Cane Ridge Meeting House

Phone: 859/987-5350
Email: curator@caneridge.org

Hours of Operation: April 1-October 31:

  • 9:00 am-5:00 pm, Monday through Saturday
  • 1:00 pm-5:00 pm on Sundays

Following the advice of pioneer explorer and guide Daniel Boone, a group of Scots-Irish Presbyterians from North Carolina settled in the area in 1790. In 1791, while building homes and establishing livelihoods, they cut and hewed blue ash logs for the Meeting House's walls and oak and chestnut trees for beams and roof supports. The building stands two stories tall, covering 50 by 30 feet. It is believed to be the largest one-room log structure standing in North America.

A young Presbyterian minister, Barton Warren Stone (1772-1844), arrived on the western frontier to pastor at Cane Ridge in 1796. By the end of the century, Presbyterians in Kentucky, southern Ohio, and northern Tennessee traveled to each other's sacramental communion services which typically began on Friday or Saturday and continued through Monday. Joining them in increasing numbers after a meeting at Red River in Logan County in June 1801 were Methodists and Baptists as well as the unchurched.
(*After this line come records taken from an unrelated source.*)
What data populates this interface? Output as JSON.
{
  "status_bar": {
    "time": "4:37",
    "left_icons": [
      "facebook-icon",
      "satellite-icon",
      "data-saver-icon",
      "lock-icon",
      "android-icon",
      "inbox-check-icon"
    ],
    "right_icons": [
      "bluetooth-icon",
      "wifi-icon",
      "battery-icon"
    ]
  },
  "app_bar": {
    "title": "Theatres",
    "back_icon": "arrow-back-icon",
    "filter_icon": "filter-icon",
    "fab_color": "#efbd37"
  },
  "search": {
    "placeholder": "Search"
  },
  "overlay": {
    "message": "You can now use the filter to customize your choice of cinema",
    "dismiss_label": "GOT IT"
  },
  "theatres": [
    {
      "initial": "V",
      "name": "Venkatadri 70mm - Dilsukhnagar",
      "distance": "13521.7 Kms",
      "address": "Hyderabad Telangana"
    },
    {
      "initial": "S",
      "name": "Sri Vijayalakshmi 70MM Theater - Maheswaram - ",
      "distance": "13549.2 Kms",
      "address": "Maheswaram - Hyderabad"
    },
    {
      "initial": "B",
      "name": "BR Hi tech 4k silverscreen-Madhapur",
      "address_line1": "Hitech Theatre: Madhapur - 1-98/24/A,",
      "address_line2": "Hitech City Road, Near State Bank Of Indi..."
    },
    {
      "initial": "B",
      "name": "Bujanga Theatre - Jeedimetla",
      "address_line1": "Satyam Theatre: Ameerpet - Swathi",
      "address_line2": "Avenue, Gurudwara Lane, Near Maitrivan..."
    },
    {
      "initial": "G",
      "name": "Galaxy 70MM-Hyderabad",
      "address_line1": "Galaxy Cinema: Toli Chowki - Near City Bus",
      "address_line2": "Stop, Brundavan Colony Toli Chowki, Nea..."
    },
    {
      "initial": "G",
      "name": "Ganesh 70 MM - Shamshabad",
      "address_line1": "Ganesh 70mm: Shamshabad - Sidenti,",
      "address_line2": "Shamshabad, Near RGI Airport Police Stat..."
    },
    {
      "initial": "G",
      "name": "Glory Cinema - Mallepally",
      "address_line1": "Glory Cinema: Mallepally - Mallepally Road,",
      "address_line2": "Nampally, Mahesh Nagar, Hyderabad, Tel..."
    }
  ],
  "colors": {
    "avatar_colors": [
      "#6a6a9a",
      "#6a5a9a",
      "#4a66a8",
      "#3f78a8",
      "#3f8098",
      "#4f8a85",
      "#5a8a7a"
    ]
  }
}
The Revival of August 1801 at Cane Ridge was the climactic event of the Western Great Revival. It was estimated that 20,000 to 30,000 persons of all ages, cultures and economic levels traveled on foot and on horseback, many bringing wagons with tents and camping provisions. Because of the numbers of people attending and the length of the meeting, Cane Ridge has become the metaphor of the Great Revival. Worship continued well into the week until provisions for humans and horses ran out.

In 1804, a small group of Presbyterian ministers from Kentucky and Ohio, including Stone, penned and signed a document, "The Last Will and Testament of the Springfield Presbytery", at Cane Ridge that resulted in the birth of a movement seeking unity among Christians along non-sectarian lines. They would call themselves simply "Christians.” The Christian Church (Disciples of Christ), the Churches of Christ (non-instrumental), and the Christian Churches (independent) of the Stone-Campbell movement trace their origins here. This movement is often noted as the first one indigenous to American soil.

Cane Ridge Christian Church congregation continued until 1921 when the declining congregation disbanded. The historic old building stood in its place awaiting recognition of its proper place in cultural and religious history. In the 1930s the ministry of Barton Warren Stone was discovered anew. His role in the Cane Ridge Revival and the development of the Christians of the West sparked the desire to restore the Meeting House to its original appearance. This led to the organization by the Disciples of Christ of the Cane Ridge Preservation Project. In 1934, it was recognized by the US Dept. of the Interior as a building of national significance deemed worthy of saving. To protect it from weather, vermin, and woodpeckers, in 1957 a golden limestone superstructure around the log church was dedicated.


Sources

  1. Excerpts taken from www.canerige.org